Tuesday, 3 April 2012

Some New Arrivals

3rd April - a morning visit in calm, dry and sunny conditions yielded a few new year ticks.

I arrived on site at about 8:30am and a scan of the pit revealed no waders and no sign of anything new in.  A pair of Shelduck still remained and a male and female Wigeon were still on site - the Wigeon had been down to 2 males a while ago which were then joined by 11 further birds, 6 males and 5 females around March 25th.  These soon departed to leave a single male and a further female now seems to have joined it.

At 8:45am, a Common Tern arrived, presumably coming in off the Thames and began flying and dipping in the SW corner, fairly close to the tern raft.  With no hope of getting a record shot in flight, I left for the meadow in the hope that it might alight somewhere whilst I was gone.  In the western meadow, 8 Fieldfares were feeding and also 2 Rooks in with the Jackdaws, which is a bird that had so far eluded me this year.  In the dried up Spade Oak meadow, I noticed a rather distant pale bird.  Just as I was about to scope it, 2 dogs went charging at a small group of geese, scattering them onto the river - luckily my bird remained in its favoured spot nearby and was quickly identified as a Wheatear.  I took a couple of record shots into the sun before it took flight towards the river.  I didn't see whether it crossed or not, but this meadow is heavily used by dog walkers, so I expect it moved on fairly quickly.

I crossed the railway back to the lake at about 9:00am to find that the Common Tern had departed, so a lucky encounter.  Along the railway bank, my attention was drawn to some rustling in a leaf/twig pile and I soon noticed what I think is a Bank Vole scurrying around.  It gave a few photo opportunities whilst I wasn't in photo mode and when I was, it became camera shy.  This is the best I could manage.

The pile

The vole
Other than a couple of Sand Martins and a Swallow in the SE corner, the only other thing of note was a build up of Blackcaps since my last visit - I counted 12 birds, with 11 singing males and a female.

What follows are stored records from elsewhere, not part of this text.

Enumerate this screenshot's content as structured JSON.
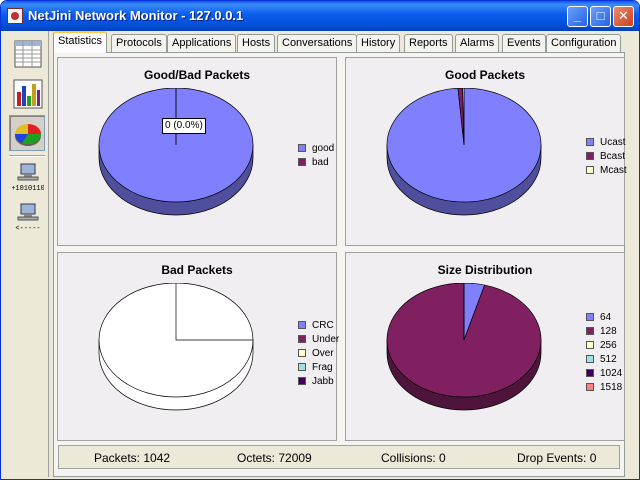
{
  "window": {
    "title": "NetJini Network Monitor - 127.0.0.1",
    "controls": {
      "minimize": "_",
      "maximize": "□",
      "close": "✕"
    }
  },
  "toolbar": {
    "tools": [
      {
        "name": "table-view",
        "icon": "table-icon"
      },
      {
        "name": "bar-chart-view",
        "icon": "bar-chart-icon"
      },
      {
        "name": "pie-chart-view",
        "icon": "pie-chart-icon",
        "active": true
      },
      {
        "name": "send-packets",
        "icon": "network-send-icon",
        "caption": "+1010110"
      },
      {
        "name": "receive-packets",
        "icon": "network-receive-icon",
        "caption": "<-----"
      }
    ]
  },
  "tabs": [
    {
      "label": "Statistics",
      "active": true
    },
    {
      "label": "Protocols"
    },
    {
      "label": "Applications"
    },
    {
      "label": "Hosts"
    },
    {
      "label": "Conversations"
    },
    {
      "label": "History"
    },
    {
      "label": "Reports"
    },
    {
      "label": "Alarms"
    },
    {
      "label": "Events"
    },
    {
      "label": "Configuration"
    }
  ],
  "chart_data": [
    {
      "type": "pie",
      "title": "Good/Bad Packets",
      "series": [
        {
          "name": "good",
          "value": 1042,
          "color": "#8080ff"
        },
        {
          "name": "bad",
          "value": 0,
          "color": "#802060"
        }
      ],
      "tooltip": "0 (0.0%)"
    },
    {
      "type": "pie",
      "title": "Good Packets",
      "series": [
        {
          "name": "Ucast",
          "value": 1029,
          "color": "#8080ff"
        },
        {
          "name": "Bcast",
          "value": 10,
          "color": "#802060"
        },
        {
          "name": "Mcast",
          "value": 3,
          "color": "#ffffcc"
        }
      ]
    },
    {
      "type": "pie",
      "title": "Bad Packets",
      "series": [
        {
          "name": "CRC",
          "value": 0,
          "color": "#8080ff"
        },
        {
          "name": "Under",
          "value": 0,
          "color": "#802060"
        },
        {
          "name": "Over",
          "value": 0,
          "color": "#ffffcc"
        },
        {
          "name": "Frag",
          "value": 0,
          "color": "#a0e0e0"
        },
        {
          "name": "Jabb",
          "value": 0,
          "color": "#400060"
        }
      ]
    },
    {
      "type": "pie",
      "title": "Size Distribution",
      "series": [
        {
          "name": "64",
          "value": 45,
          "color": "#8080ff"
        },
        {
          "name": "128",
          "value": 997,
          "color": "#802060"
        },
        {
          "name": "256",
          "value": 0,
          "color": "#ffffcc"
        },
        {
          "name": "512",
          "value": 0,
          "color": "#a0e0e0"
        },
        {
          "name": "1024",
          "value": 0,
          "color": "#400060"
        },
        {
          "name": "1518",
          "value": 0,
          "color": "#ff8080"
        }
      ]
    }
  ],
  "status": {
    "packets": "Packets: 1042",
    "octets": "Octets: 72009",
    "collisions": "Collisions: 0",
    "drop_events": "Drop Events: 0"
  }
}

I popped back briefly at about 2pm to find no real change, except a build up of immature LWHG on the spit and then left.  Dave F paid a visit less than an hour later and found what is presumably the same 2w Iceland Gull that was last seen here on March 11th - ah well, you can't see them all!

No comments:

Post a Comment